Your goal. Your answer should be every line of the entries that has the string "Dates" in it.

Extracted information.
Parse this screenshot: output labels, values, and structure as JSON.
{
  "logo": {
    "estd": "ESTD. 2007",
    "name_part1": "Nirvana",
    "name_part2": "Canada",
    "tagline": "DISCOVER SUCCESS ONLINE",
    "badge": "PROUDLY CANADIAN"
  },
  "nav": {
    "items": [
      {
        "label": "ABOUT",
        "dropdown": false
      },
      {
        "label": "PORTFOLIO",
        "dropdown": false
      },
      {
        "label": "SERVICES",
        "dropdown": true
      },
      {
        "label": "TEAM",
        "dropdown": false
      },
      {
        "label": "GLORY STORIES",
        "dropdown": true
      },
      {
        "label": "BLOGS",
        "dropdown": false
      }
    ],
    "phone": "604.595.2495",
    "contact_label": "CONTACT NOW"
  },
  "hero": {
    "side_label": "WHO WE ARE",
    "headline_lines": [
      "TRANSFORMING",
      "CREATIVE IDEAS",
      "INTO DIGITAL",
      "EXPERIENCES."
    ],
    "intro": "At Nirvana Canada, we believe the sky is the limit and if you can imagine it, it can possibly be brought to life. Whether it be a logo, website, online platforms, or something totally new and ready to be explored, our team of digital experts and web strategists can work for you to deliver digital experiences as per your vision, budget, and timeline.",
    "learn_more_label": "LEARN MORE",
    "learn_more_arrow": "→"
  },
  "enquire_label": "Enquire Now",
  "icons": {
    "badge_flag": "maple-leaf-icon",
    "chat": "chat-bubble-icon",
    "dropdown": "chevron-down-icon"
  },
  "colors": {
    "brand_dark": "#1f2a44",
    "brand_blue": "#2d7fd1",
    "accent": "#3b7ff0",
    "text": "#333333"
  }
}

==

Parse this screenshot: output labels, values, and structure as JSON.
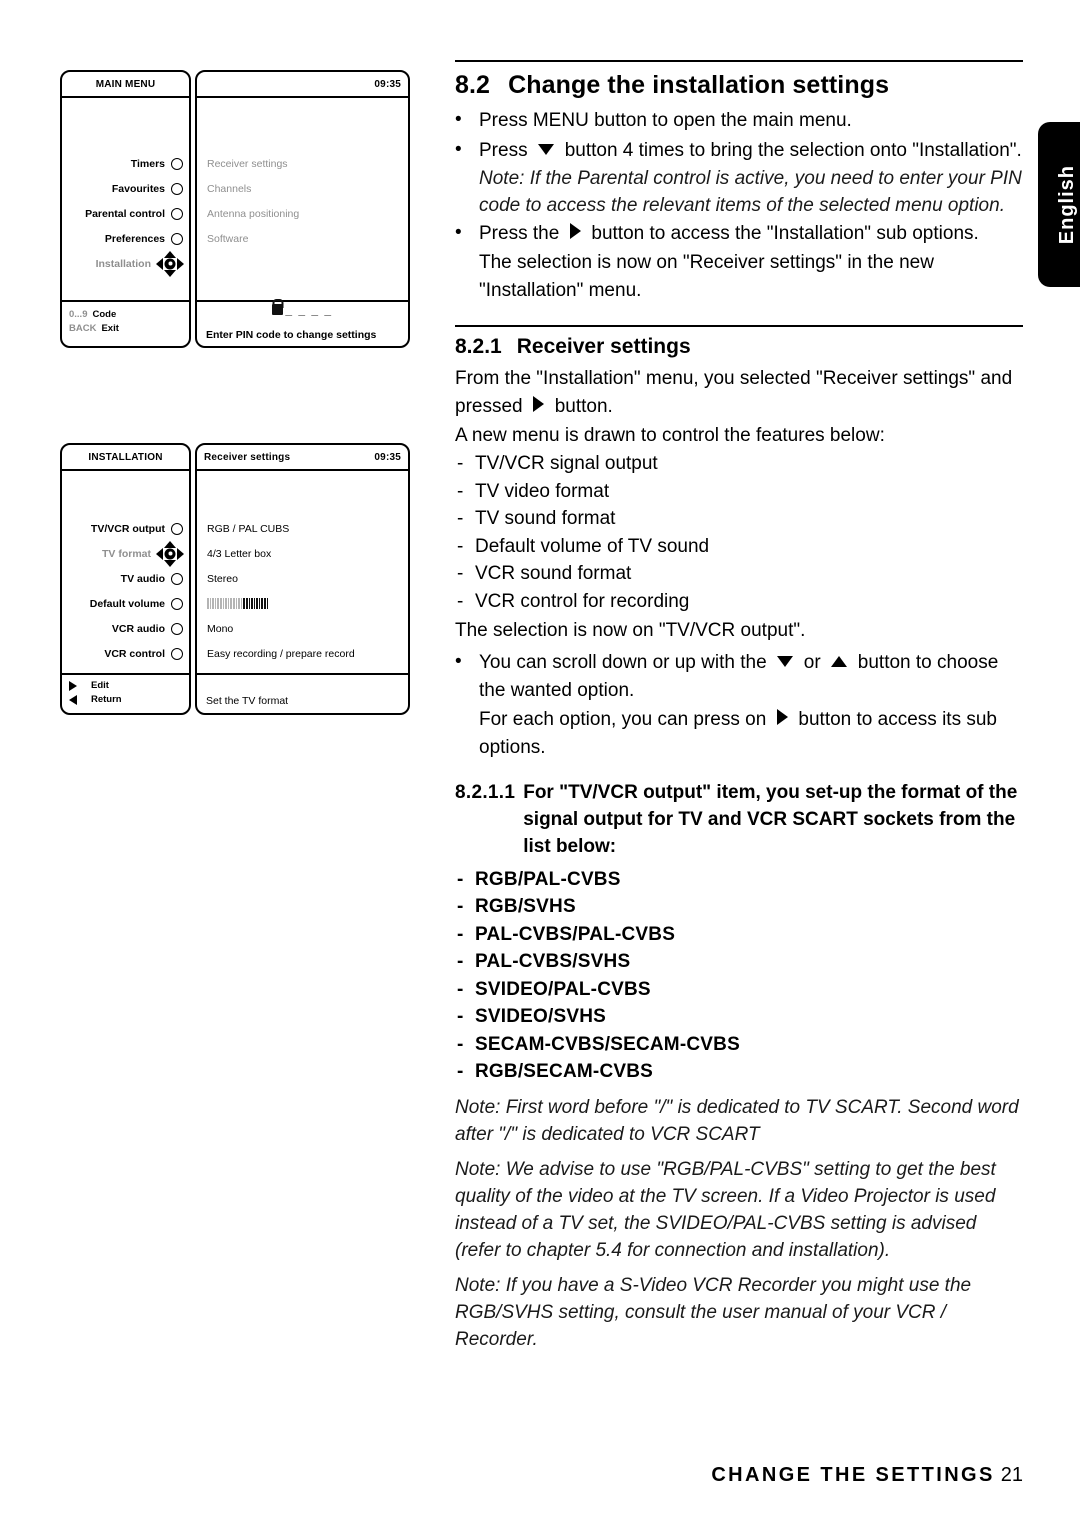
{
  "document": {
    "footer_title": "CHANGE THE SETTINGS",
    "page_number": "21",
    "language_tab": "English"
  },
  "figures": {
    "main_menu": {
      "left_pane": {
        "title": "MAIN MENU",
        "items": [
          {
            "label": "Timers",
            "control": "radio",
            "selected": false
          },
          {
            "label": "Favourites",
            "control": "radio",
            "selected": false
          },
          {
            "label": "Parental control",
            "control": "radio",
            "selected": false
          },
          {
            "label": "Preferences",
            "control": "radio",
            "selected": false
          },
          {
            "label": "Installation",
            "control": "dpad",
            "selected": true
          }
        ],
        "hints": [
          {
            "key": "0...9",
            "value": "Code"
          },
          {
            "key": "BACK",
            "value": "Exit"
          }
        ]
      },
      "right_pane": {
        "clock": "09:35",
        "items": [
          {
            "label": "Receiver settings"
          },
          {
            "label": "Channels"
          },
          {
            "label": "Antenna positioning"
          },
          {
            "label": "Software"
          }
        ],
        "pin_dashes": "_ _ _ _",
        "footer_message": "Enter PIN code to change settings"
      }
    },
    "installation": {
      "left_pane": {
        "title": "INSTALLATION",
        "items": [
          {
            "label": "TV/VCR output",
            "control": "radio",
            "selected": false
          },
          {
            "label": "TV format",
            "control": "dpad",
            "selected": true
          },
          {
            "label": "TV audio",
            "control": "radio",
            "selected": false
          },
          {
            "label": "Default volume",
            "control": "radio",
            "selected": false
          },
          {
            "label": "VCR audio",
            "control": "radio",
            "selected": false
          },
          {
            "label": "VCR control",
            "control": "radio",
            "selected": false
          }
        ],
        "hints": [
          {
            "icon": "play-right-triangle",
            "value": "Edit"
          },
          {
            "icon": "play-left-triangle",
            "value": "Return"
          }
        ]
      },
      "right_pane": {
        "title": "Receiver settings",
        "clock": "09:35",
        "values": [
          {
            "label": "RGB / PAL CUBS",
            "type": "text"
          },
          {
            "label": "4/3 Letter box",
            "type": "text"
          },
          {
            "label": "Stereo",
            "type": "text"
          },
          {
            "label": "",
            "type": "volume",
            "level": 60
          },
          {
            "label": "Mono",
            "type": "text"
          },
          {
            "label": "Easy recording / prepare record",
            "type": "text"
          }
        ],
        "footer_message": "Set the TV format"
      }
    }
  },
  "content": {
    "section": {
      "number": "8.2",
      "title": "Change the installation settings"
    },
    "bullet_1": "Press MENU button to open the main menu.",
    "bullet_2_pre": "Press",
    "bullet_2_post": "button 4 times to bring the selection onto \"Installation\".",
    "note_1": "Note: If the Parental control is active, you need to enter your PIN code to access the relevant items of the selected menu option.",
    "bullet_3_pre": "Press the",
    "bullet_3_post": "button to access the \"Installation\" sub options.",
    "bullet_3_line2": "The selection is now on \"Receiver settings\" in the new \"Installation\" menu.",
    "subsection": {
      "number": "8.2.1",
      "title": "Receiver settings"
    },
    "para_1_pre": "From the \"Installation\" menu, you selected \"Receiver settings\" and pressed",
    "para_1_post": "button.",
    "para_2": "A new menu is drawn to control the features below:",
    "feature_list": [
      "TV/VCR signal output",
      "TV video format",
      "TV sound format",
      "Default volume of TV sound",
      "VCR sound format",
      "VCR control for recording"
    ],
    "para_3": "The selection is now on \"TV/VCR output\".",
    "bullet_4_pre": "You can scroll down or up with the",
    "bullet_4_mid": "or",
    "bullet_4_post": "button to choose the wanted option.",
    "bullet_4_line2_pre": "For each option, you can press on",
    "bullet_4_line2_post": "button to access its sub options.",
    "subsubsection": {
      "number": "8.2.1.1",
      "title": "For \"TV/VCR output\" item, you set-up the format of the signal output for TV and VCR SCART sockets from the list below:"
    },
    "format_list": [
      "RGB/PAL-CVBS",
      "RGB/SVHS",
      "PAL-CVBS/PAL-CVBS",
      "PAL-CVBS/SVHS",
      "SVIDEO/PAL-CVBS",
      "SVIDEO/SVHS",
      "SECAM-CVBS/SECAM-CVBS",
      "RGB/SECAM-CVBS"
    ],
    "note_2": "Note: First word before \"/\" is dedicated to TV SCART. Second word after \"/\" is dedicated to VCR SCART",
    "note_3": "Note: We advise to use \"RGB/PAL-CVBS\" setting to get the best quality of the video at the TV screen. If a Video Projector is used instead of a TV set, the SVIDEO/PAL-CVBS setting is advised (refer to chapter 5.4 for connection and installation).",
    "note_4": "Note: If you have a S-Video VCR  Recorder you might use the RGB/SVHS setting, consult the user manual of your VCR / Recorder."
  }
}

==

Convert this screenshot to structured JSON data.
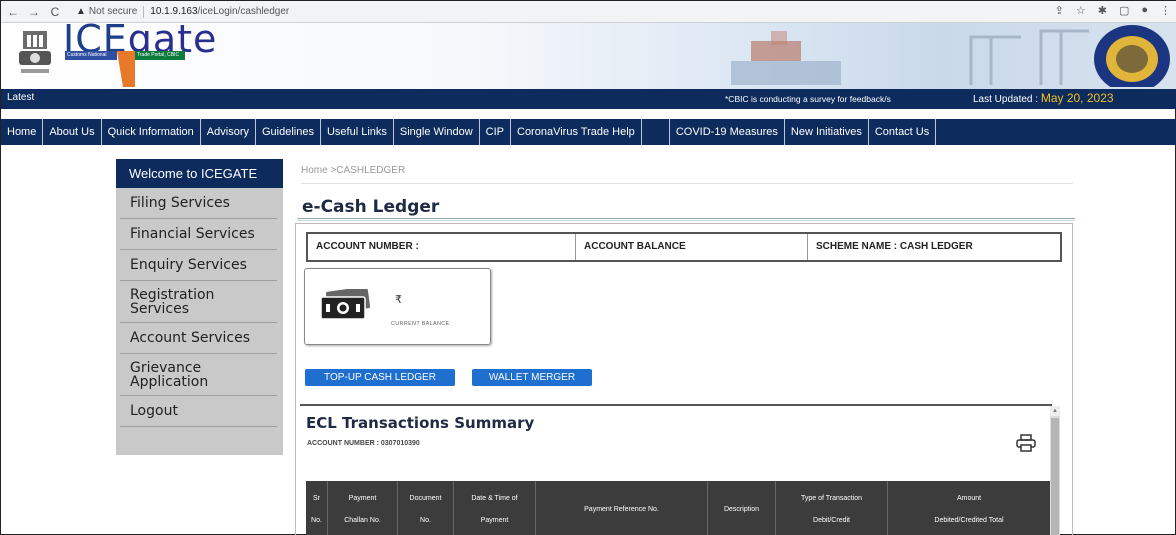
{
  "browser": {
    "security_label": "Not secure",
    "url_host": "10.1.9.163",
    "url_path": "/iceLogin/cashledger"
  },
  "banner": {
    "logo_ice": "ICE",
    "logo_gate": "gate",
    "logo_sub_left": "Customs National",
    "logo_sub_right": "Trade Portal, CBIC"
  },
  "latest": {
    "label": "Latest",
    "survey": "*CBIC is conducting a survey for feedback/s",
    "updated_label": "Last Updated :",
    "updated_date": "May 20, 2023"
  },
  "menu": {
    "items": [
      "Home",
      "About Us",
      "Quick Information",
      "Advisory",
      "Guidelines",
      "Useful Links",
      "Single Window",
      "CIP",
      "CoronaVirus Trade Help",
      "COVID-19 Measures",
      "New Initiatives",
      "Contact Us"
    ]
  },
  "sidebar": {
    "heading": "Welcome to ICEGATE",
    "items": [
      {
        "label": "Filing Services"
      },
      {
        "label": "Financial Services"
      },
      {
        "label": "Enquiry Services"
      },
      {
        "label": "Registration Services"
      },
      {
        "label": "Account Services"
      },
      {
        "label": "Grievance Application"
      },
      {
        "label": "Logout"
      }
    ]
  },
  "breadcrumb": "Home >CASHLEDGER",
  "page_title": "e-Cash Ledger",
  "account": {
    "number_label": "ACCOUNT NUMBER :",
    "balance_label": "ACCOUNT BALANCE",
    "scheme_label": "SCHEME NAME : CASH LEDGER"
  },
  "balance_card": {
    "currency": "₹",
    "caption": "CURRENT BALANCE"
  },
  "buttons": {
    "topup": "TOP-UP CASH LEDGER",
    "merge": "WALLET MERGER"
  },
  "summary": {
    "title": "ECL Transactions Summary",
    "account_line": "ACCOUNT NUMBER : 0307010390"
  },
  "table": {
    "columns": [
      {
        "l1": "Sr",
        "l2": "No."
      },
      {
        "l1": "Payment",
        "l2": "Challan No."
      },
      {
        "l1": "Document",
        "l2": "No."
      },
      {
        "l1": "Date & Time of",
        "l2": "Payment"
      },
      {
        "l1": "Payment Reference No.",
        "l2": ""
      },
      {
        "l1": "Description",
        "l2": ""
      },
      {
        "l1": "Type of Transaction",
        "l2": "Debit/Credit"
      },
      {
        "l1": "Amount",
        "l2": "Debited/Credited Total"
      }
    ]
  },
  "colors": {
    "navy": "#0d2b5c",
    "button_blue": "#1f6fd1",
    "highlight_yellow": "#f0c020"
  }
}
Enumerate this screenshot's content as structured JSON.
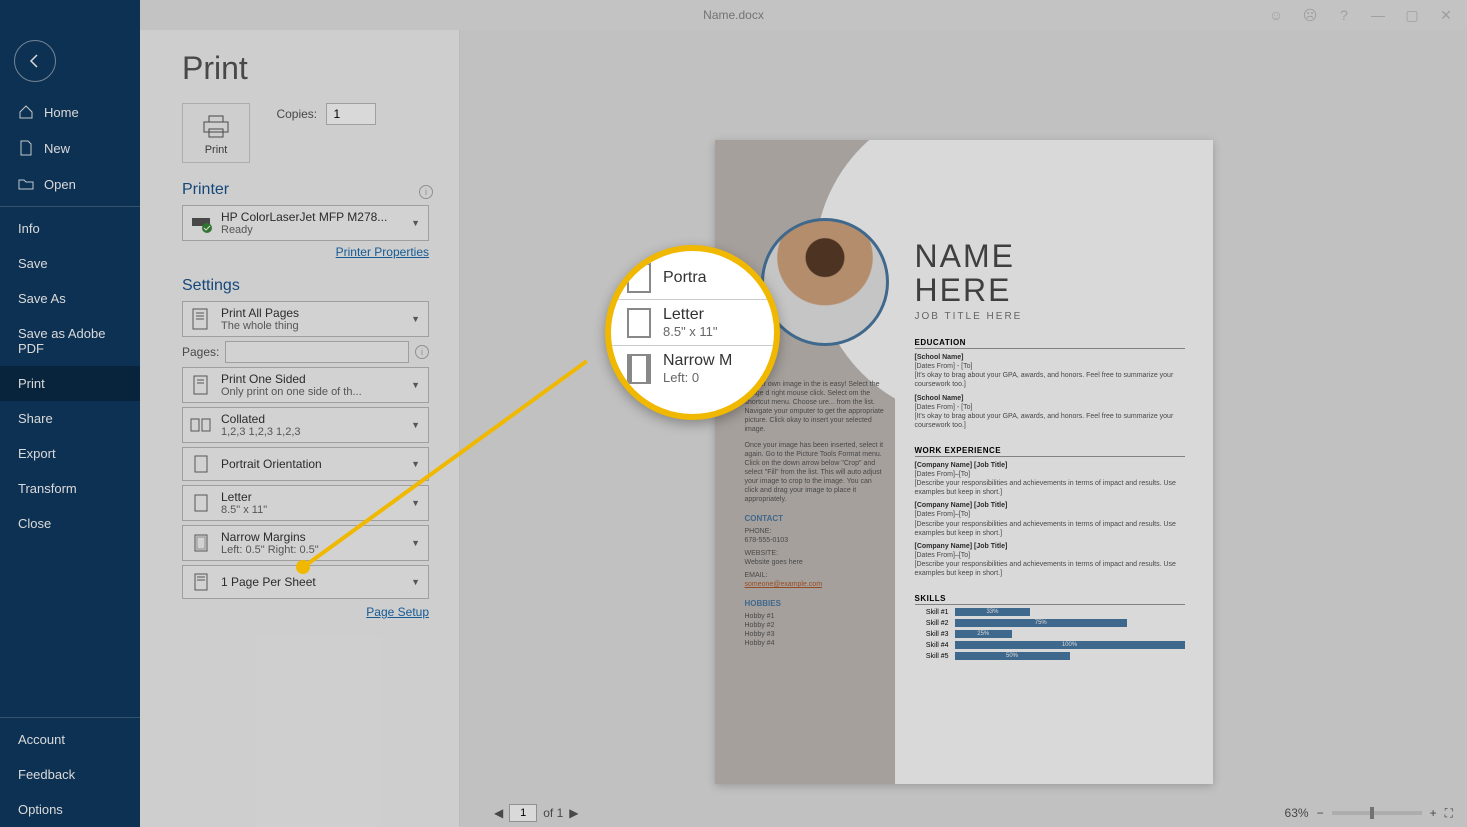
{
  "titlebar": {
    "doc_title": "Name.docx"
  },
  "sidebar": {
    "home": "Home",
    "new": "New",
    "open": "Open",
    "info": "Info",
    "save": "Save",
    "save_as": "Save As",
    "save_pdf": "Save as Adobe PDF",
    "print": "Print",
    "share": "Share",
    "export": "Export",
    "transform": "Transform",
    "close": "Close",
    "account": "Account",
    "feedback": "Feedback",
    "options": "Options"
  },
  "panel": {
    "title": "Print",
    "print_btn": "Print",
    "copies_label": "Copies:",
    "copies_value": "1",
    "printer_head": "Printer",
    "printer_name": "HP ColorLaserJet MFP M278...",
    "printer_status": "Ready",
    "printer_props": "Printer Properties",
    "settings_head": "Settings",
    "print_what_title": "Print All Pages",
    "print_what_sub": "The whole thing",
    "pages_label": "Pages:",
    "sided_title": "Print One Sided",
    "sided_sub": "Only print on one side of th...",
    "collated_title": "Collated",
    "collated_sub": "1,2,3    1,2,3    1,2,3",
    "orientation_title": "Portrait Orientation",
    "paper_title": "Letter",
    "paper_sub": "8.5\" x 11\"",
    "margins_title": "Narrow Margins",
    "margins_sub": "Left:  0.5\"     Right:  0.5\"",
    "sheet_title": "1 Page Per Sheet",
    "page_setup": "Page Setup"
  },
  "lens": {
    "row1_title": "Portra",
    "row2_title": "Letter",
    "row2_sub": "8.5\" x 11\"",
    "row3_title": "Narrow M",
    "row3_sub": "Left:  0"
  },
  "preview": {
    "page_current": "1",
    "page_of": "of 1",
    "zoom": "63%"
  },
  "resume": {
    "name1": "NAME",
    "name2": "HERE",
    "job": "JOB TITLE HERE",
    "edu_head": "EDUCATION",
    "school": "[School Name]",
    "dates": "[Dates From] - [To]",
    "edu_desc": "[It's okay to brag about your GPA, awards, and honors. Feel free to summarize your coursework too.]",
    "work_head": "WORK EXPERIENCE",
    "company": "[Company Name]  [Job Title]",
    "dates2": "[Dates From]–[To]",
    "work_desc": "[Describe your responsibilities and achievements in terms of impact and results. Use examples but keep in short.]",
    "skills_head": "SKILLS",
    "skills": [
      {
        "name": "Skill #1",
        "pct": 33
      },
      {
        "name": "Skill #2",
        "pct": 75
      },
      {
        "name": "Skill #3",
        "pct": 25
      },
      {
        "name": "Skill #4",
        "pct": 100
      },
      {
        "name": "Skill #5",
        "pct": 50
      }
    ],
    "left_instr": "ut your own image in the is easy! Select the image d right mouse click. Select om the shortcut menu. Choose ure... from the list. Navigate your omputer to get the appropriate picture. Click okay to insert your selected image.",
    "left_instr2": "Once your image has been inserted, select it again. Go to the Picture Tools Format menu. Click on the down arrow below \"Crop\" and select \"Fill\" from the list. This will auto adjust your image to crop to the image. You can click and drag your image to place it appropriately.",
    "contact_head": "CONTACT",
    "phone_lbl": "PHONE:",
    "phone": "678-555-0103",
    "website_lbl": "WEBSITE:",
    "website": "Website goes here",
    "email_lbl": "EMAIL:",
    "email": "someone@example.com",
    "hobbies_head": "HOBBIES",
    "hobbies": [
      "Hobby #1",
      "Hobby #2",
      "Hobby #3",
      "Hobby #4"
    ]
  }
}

Exercise answer.
    "dates": "[Dates From] - [To]",
    "dates2": "[Dates From]–[To]",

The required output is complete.